By: Bavo Stevens
This profile on the International Criminal Court (ICC) marks the beginning of a blog series that aims to explore how the international community prosecutes individuals who have grossly violated international law. Following this profile on the ICC will be a series of posts about some of the current head prosecutors of the ICC and other international tribunals.
2002 marked an important milestone for International Law with the creation of the International Criminal Court (ICC). A highly unique body in the international realm, the ICC has been a controversial addition to the global justice system. It is thus far the first—and only—international judicial body capable of bringing individual perpetrators to justice.
The ICC’s early roots can be traced back to the end of the Cold War. During the early 1990’s certain tribunals, like the International Criminal Tribunal for the former Yugoslavia and for Rwanda, were set up to try individuals accused of severe war crimes in those conflicts. These tribunals acted as important precedents for the ICC. They demonstrated the international community’s commitment to stop individuals from acting without impunity. However, since these tribunals were temporary and could only try crimes committed during these specific conflicts, it was decided to create a permanent international body that could prosecute other war crimes.

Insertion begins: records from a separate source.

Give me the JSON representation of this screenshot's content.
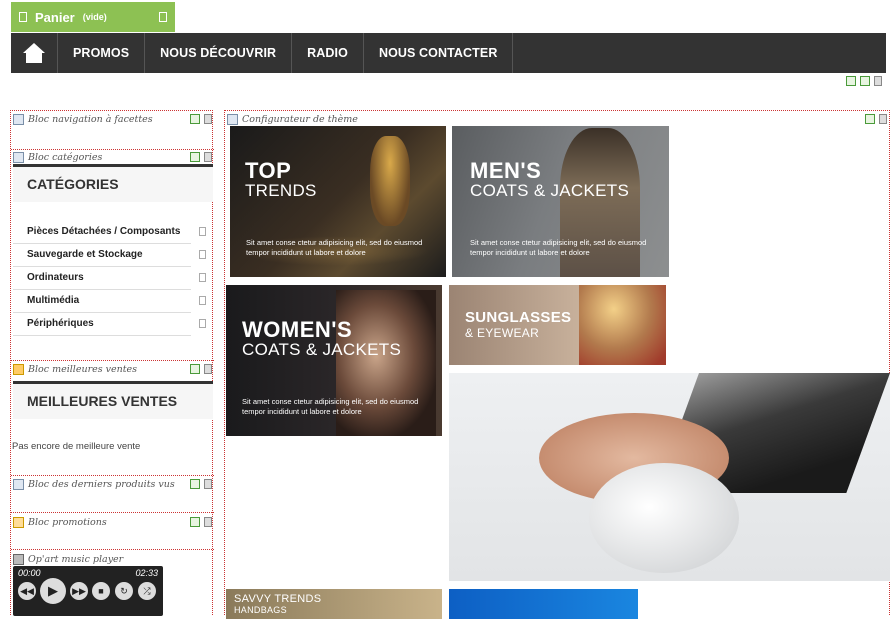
{
  "cart": {
    "title": "Panier",
    "status": "(vide)"
  },
  "nav": {
    "items": [
      "PROMOS",
      "NOUS DÉCOUVRIR",
      "RADIO",
      "NOUS CONTACTER"
    ]
  },
  "left": {
    "facets_label": "Bloc navigation à facettes",
    "categories_label": "Bloc catégories",
    "categories_title": "CATÉGORIES",
    "categories": [
      "Pièces Détachées / Composants",
      "Sauvegarde et Stockage",
      "Ordinateurs",
      "Multimédia",
      "Périphériques"
    ],
    "bestsellers_label": "Bloc meilleures ventes",
    "bestsellers_title": "MEILLEURES VENTES",
    "bestsellers_empty": "Pas encore de meilleure vente",
    "viewed_label": "Bloc des derniers produits vus",
    "promotions_label": "Bloc promotions",
    "player_label": "Op'art music player",
    "player_time_left": "00:00",
    "player_time_right": "02:33"
  },
  "right": {
    "configurator_label": "Configurateur de thème",
    "tiles": [
      {
        "h1": "TOP",
        "h2": "TRENDS",
        "desc": "Sit amet conse ctetur adipisicing elit, sed do eiusmod tempor incididunt ut labore et dolore"
      },
      {
        "h1": "MEN'S",
        "h2": "COATS & JACKETS",
        "desc": "Sit amet conse ctetur adipisicing elit, sed do eiusmod tempor incididunt ut labore et dolore"
      },
      {
        "h1": "WOMEN'S",
        "h2": "COATS & JACKETS",
        "desc": "Sit amet conse ctetur adipisicing elit, sed do eiusmod tempor incididunt ut labore et dolore"
      },
      {
        "h1": "SUNGLASSES",
        "h2": "& EYEWEAR"
      },
      {
        "h1": "SAVVY TRENDS",
        "h2": "HANDBAGS"
      }
    ]
  },
  "colors": {
    "cart": "#8dc153",
    "nav": "#333333",
    "block_border": "#cc3333"
  }
}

As such, the 1998 Rome Statute allowed for the creation of the ICC. Its current headquarters are located in The Hague, Netherlands.
As it exists now, the ICC’s aim is to try those individuals accused “of the most serious crimes of international concern”. What this means is that the court focuses on acts of genocide, crimes against humanity, and war crimes committed anywhere around the world. It acts as a court of last resort, only intervening when national proceedings have proven to not be genuine.
The ICC does exist with several notable limitations. The court has no retrospective jurisdiction, which means that it cannot try any crime committed before the 1st of July 2002. It also relies almost entirely on national police services to arrest and transfer criminals to The Hague. This has been met with mixed results. Mr. Bemba, former vice-president of the Democratic Republic of the Congo, for example, was arrested in Brussels in 2008. But the court still has an outstanding arrest warrant against Sudanese President Omar al-Bashir, with several ICC signatory countries, the BBC notes, refusing to co-operate in his arrest.
Indeed, the ICC has not been without its fair share of criticism. Opponents of the ICC have expressed fear of prosecutors initiating proceedings that are politically motivated. Laura Barnett, a member of the Legal and Legislative Affairs Division of the Canadian Parliament, highlights several of these concerns in her paper discussing the merits of the ICC. In her paper, she quotes John R. Bolton, former American Permanent Representative to the UN, who expressed concern that the President of the United States and members of the presidential cabinet could become ‘“real potential targets of the politically unaccountable prosecutor”’.
African leaders have also criticized the court for being heavily biased—all of the cases currently open are in Africa. In fact, the courts first verdict was against Thomas Lubanga, the leader of the militia in the Democratic Republic of the Congo who was convicted for his use of child soldiers.
Another common criticism that Barnett notes is that the ICC could act as a barrier to peace and reconciliation. In the past, amnesty for war crimes has occasionally been granted, such as in South Africa and Chile, in order to end further conflict. However, some argue the potential prospect of being tried by the ICC for war crimes might make leaders more hesitant to approach the negotiation table.
Barnett does attempt to address these concerns in her paper. She notes, for example, that the ICC has a review process to avoid politically motivated prosecution. It also takes great strides to avoid being an obstacle to peace. These concerns seem legitimate to several countries, including the United States, who has signed but not ratified the treaty.
One must remember, however, that the ICC is very much an experiment in international justice. It is a novel idea that will have striking consequences for the international community. As the court continues to try war criminals it will develop into a more effective institution. It has already accomplished a lot in its short existence. We can only wait and see how it does in the future.
Bavo Stevens is a second year in the College.